Dollar General, which typically sells discounted goods (kind of like Poundland in the UK), said yesterday that its sales declined for the first time in 11 years!
What does this mean?
Discount retailers saw huge upswings in customer traffic after the 2008 financial crisis as people looked to save pennies on the dollar. However, business for retailers has gotten tougher recently: falling prices for many goods over the past few years have narrowed the competitive gap between discounters and traditional retailers. That’s because traditional retailers usually charge higher prices for goods than they really need to – and when prices fell, they had some leeway to push them down to meet consumers’ expectations. This weighed hard on their discount competitors, who really couldn’t afford to lower their prices any further.
Why should I care?
The bigger picture: Traditional retailers are getting better at selling online – and that could hurt the discounters.
Online retailers (especially Amazon) have been poaching sales from traditional ones like Wal-Mart and Macy’s for years, but recent data suggests the old guard is finally figuring out e-commerce (as evidenced by the recent Thanksgiving weekend). That’s great news for them – but it’s not so good for the discounters who often resell goods (at lower prices) that traditional retailers fail to sell.

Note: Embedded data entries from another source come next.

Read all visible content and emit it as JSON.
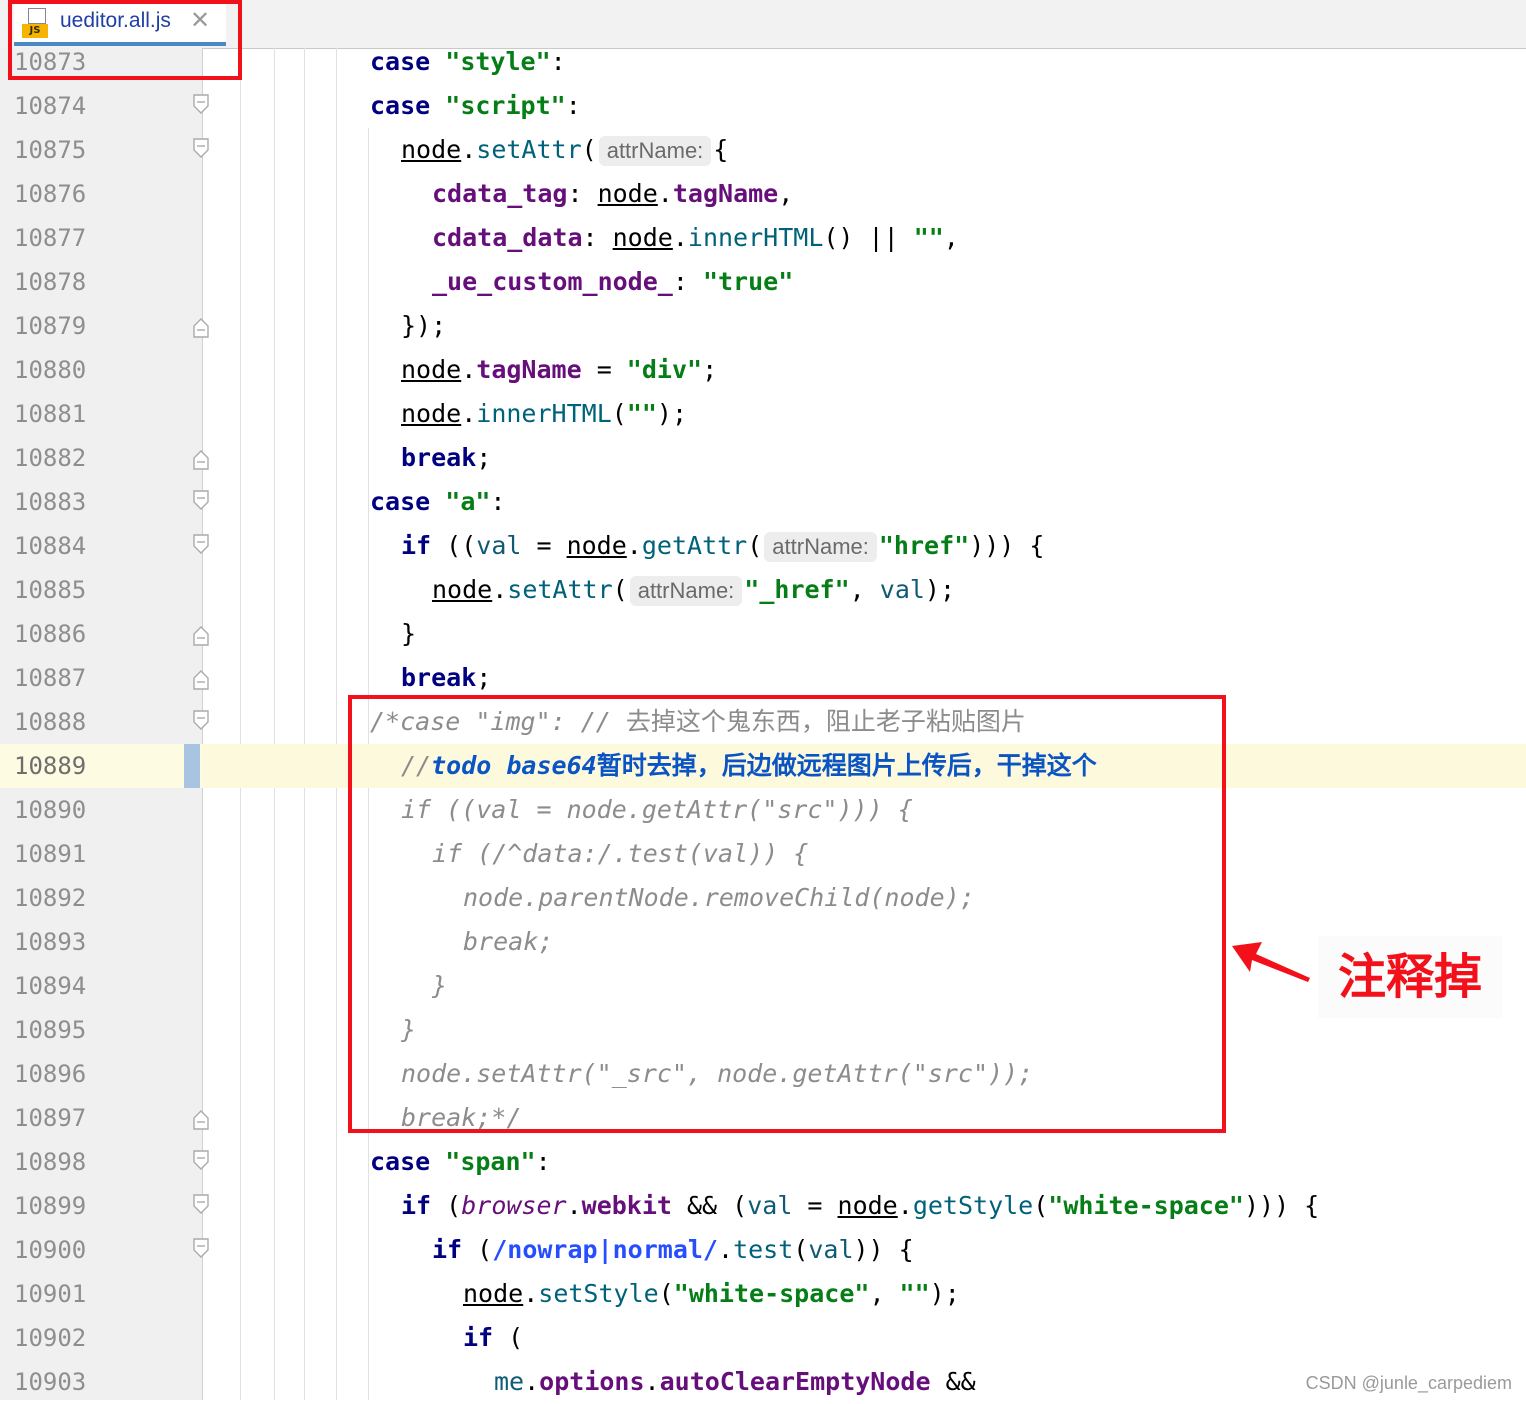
{
  "tab": {
    "filename": "ueditor.all.js",
    "file_icon": "js-file-icon",
    "file_icon_badge": "JS",
    "close_glyph": "✕"
  },
  "editor": {
    "current_line": 10889
  },
  "lines": [
    {
      "num": "10873"
    },
    {
      "num": "10874"
    },
    {
      "num": "10875"
    },
    {
      "num": "10876"
    },
    {
      "num": "10877"
    },
    {
      "num": "10878"
    },
    {
      "num": "10879"
    },
    {
      "num": "10880"
    },
    {
      "num": "10881"
    },
    {
      "num": "10882"
    },
    {
      "num": "10883"
    },
    {
      "num": "10884"
    },
    {
      "num": "10885"
    },
    {
      "num": "10886"
    },
    {
      "num": "10887"
    },
    {
      "num": "10888"
    },
    {
      "num": "10889"
    },
    {
      "num": "10890"
    },
    {
      "num": "10891"
    },
    {
      "num": "10892"
    },
    {
      "num": "10893"
    },
    {
      "num": "10894"
    },
    {
      "num": "10895"
    },
    {
      "num": "10896"
    },
    {
      "num": "10897"
    },
    {
      "num": "10898"
    },
    {
      "num": "10899"
    },
    {
      "num": "10900"
    },
    {
      "num": "10901"
    },
    {
      "num": "10902"
    },
    {
      "num": "10903"
    }
  ],
  "code": {
    "l10873": {
      "t1": "case ",
      "t2": "\"style\"",
      "t3": ":"
    },
    "l10874": {
      "t1": "case ",
      "t2": "\"script\"",
      "t3": ":"
    },
    "l10875": {
      "t1": "node",
      "t2": ".",
      "t3": "setAttr",
      "t4": "(",
      "hint": "attrName:",
      "t5": "{"
    },
    "l10876": {
      "t1": "cdata_tag",
      "t2": ": ",
      "t3": "node",
      "t4": ".",
      "t5": "tagName",
      "t6": ","
    },
    "l10877": {
      "t1": "cdata_data",
      "t2": ": ",
      "t3": "node",
      "t4": ".",
      "t5": "innerHTML",
      "t6": "() || ",
      "t7": "\"\"",
      "t8": ","
    },
    "l10878": {
      "t1": "_ue_custom_node_",
      "t2": ": ",
      "t3": "\"true\""
    },
    "l10879": {
      "t1": "});"
    },
    "l10880": {
      "t1": "node",
      "t2": ".",
      "t3": "tagName",
      "t4": " = ",
      "t5": "\"div\"",
      "t6": ";"
    },
    "l10881": {
      "t1": "node",
      "t2": ".",
      "t3": "innerHTML",
      "t4": "(",
      "t5": "\"\"",
      "t6": ");"
    },
    "l10882": {
      "t1": "break",
      ";": ";",
      "t2": ";"
    },
    "l10883": {
      "t1": "case ",
      "t2": "\"a\"",
      "t3": ":"
    },
    "l10884": {
      "t1": "if ",
      "t2": "((",
      "t3": "val",
      "t4": " = ",
      "t5": "node",
      "t6": ".",
      "t7": "getAttr",
      "t8": "(",
      "hint": "attrName:",
      "t9": "\"href\"",
      "t10": "))) {"
    },
    "l10885": {
      "t1": "node",
      "t2": ".",
      "t3": "setAttr",
      "t4": "(",
      "hint": "attrName:",
      "t5": "\"_href\"",
      "t6": ", ",
      "t7": "val",
      "t8": ");"
    },
    "l10886": {
      "t1": "}"
    },
    "l10887": {
      "t1": "break",
      "t2": ";"
    },
    "l10888": {
      "t1": "/*case \"img\": // ",
      "t2": "去掉这个鬼东西，阻止老子粘贴图片"
    },
    "l10889": {
      "t1": "//",
      "t2": "todo base64",
      "t3": "暂时去掉，后边做远程图片上传后，干掉这个"
    },
    "l10890": {
      "t1": "if ((val = node.getAttr(\"src\"))) {"
    },
    "l10891": {
      "t1": "if (/^data:/.test(val)) {"
    },
    "l10892": {
      "t1": "node.parentNode.removeChild(node);"
    },
    "l10893": {
      "t1": "break;"
    },
    "l10894": {
      "t1": "}"
    },
    "l10895": {
      "t1": "}"
    },
    "l10896": {
      "t1": "node.setAttr(\"_src\", node.getAttr(\"src\"));"
    },
    "l10897": {
      "t1": "break;*/"
    },
    "l10898": {
      "t1": "case ",
      "t2": "\"span\"",
      "t3": ":"
    },
    "l10899": {
      "t1": "if ",
      "t2": "(",
      "t3": "browser",
      "t4": ".",
      "t5": "webkit",
      "t6": " && (",
      "t7": "val",
      "t8": " = ",
      "t9": "node",
      "t10": ".",
      "t11": "getStyle",
      "t12": "(",
      "t13": "\"white-space\"",
      "t14": "))) {"
    },
    "l10900": {
      "t1": "if ",
      "t2": "(",
      "t3": "/nowrap|normal/",
      "t4": ".",
      "t5": "test",
      "t6": "(",
      "t7": "val",
      "t8": ")) {"
    },
    "l10901": {
      "t1": "node",
      "t2": ".",
      "t3": "setStyle",
      "t4": "(",
      "t5": "\"white-space\"",
      "t6": ", ",
      "t7": "\"\"",
      "t8": ");"
    },
    "l10902": {
      "t1": "if ",
      "t2": "("
    },
    "l10903": {
      "t1": "me",
      "t2": ".",
      "t3": "options",
      "t4": ".",
      "t5": "autoClearEmptyNode",
      "t6": " &&"
    }
  },
  "annotation": {
    "note": "注释掉",
    "highlight_color": "#f2101a"
  },
  "watermark": "CSDN @junle_carpediem"
}
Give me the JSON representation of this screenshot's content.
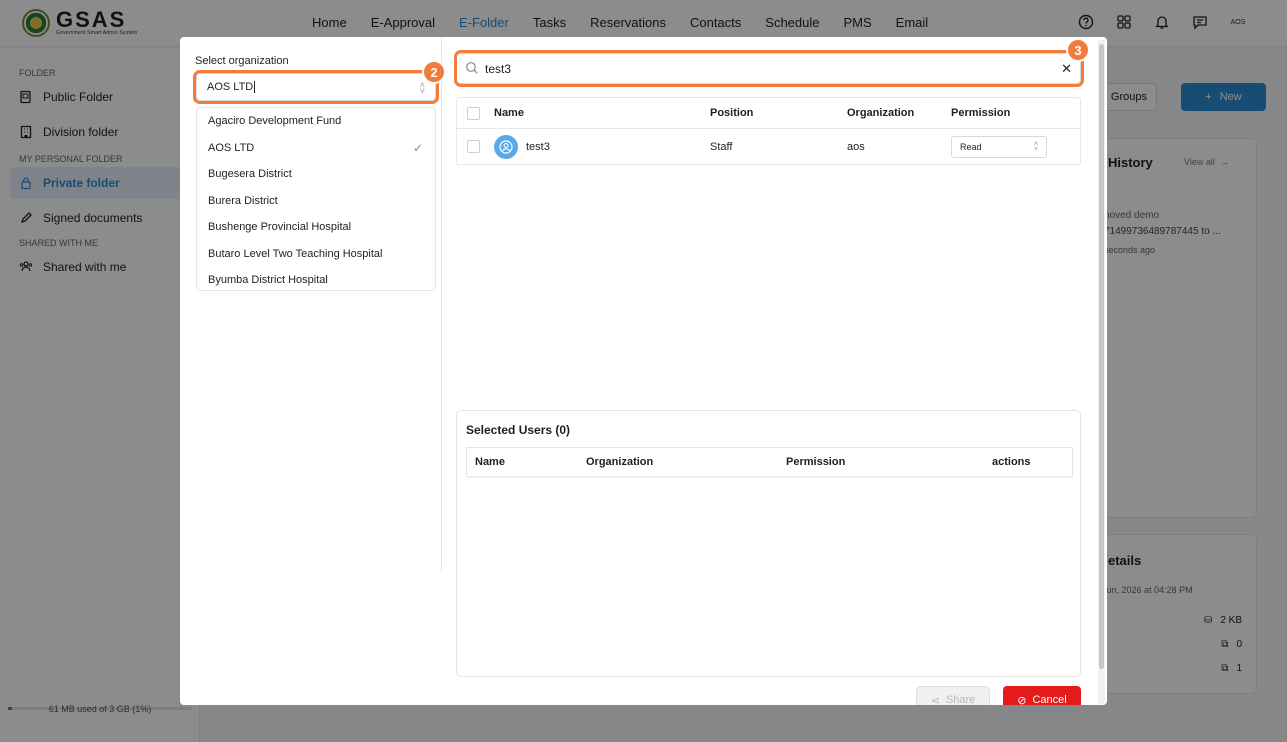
{
  "app": {
    "logo_title": "GSAS",
    "logo_subtitle": "Government Smart Admin System",
    "nav": [
      "Home",
      "E-Approval",
      "E-Folder",
      "Tasks",
      "Reservations",
      "Contacts",
      "Schedule",
      "PMS",
      "Email"
    ],
    "active_nav": "E-Folder",
    "user_short": "AOS"
  },
  "sidebar": {
    "section_folder": "FOLDER",
    "public_folder": "Public Folder",
    "division_folder": "Division folder",
    "section_personal": "MY PERSONAL FOLDER",
    "private_folder": "Private folder",
    "signed_documents": "Signed documents",
    "section_shared": "SHARED WITH ME",
    "shared_with_me": "Shared with me",
    "storage_text": "61 MB used of 3 GB (1%)",
    "storage_fraction": 0.02
  },
  "background_right": {
    "groups_label": "Groups",
    "new_label": "New",
    "history_title": "History",
    "view_all": "View all",
    "history_line1": "noved demo",
    "history_line2": "71499736489787445 to ...",
    "history_line3": "seconds ago",
    "details_title": "etails",
    "details_date": "Jun, 2026 at 04:28 PM",
    "size": "2 KB",
    "count1": "0",
    "count2": "1"
  },
  "modal": {
    "select_org_label": "Select organization",
    "selected_org": "AOS LTD",
    "org_options": [
      "Agaciro Development Fund",
      "AOS LTD",
      "Bugesera District",
      "Burera District",
      "Bushenge Provincial Hospital",
      "Butaro Level Two Teaching Hospital",
      "Byumba District Hospital"
    ],
    "search_value": "test3",
    "columns": {
      "name": "Name",
      "position": "Position",
      "organization": "Organization",
      "permission": "Permission"
    },
    "users": [
      {
        "name": "test3",
        "position": "Staff",
        "organization": "aos",
        "permission": "Read"
      }
    ],
    "selected_title": "Selected Users (0)",
    "selected_columns": {
      "name": "Name",
      "organization": "Organization",
      "permission": "Permission",
      "actions": "actions"
    },
    "share_label": "Share",
    "cancel_label": "Cancel",
    "badge_org": "2",
    "badge_search": "3"
  },
  "colors": {
    "accent": "#2b8bd6",
    "highlight": "#f47b3c",
    "danger": "#e31b1b"
  }
}
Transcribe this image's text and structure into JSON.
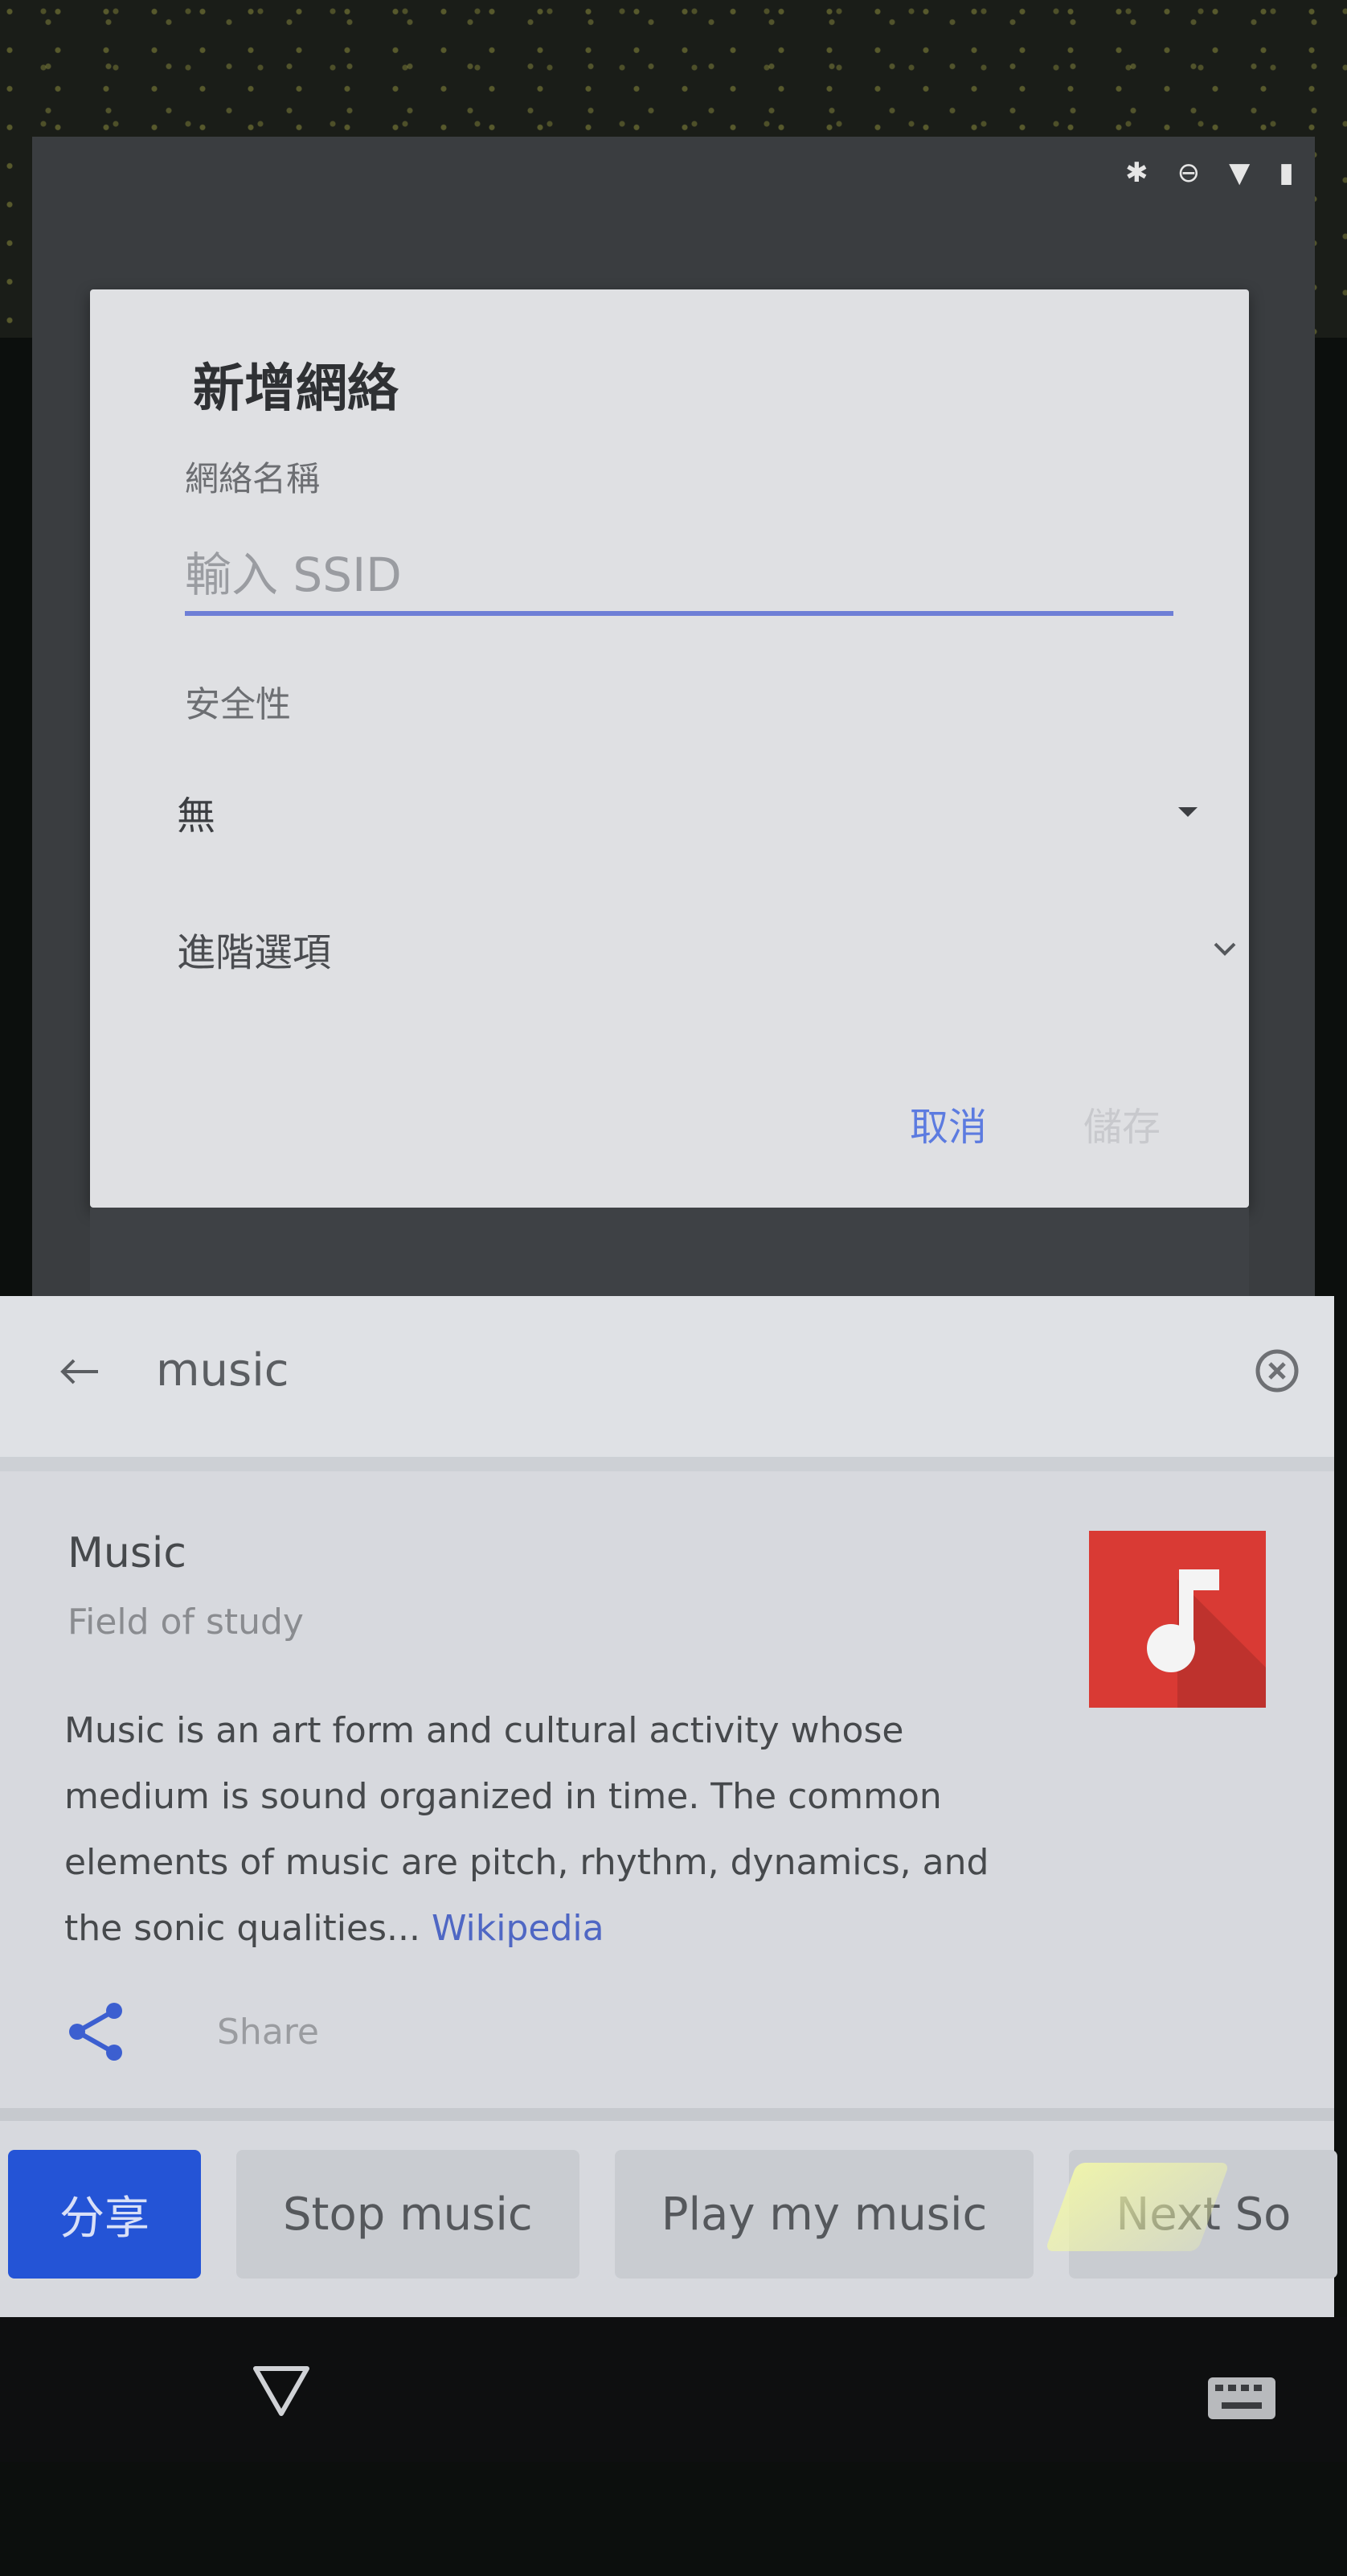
{
  "dialog": {
    "title": "新增網絡",
    "network_name_label": "網絡名稱",
    "ssid_placeholder": "輸入 SSID",
    "security_label": "安全性",
    "security_value": "無",
    "advanced_options_label": "進階選項",
    "cancel_label": "取消",
    "save_label": "儲存"
  },
  "search": {
    "query": "music"
  },
  "card": {
    "title": "Music",
    "subtitle": "Field of study",
    "description": "Music is an art form and cultural activity whose medium is sound organized in time. The common elements of music are pitch, rhythm, dynamics, and the sonic qualities...",
    "source_link": "Wikipedia",
    "share_label": "Share",
    "thumb_color": "#d93a34"
  },
  "chips": {
    "share": "分享",
    "stop_music": "Stop music",
    "play_my_music": "Play my music",
    "next_song": "Next So"
  },
  "colors": {
    "accent": "#5c7be0",
    "primary_chip": "#2454d6"
  }
}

For personally: Goods you buy are probably going to start getting more expensive.
For the past few years, the prices of most goods have been falling (think: cheaper TVs) partly because commodity prices went down. But, for the first time in years, manufacturing costs globally have started to go up recently (partly because commodity prices are now rising – see our other article). Product prices worldwide might soon follow (which could benefit discounters…).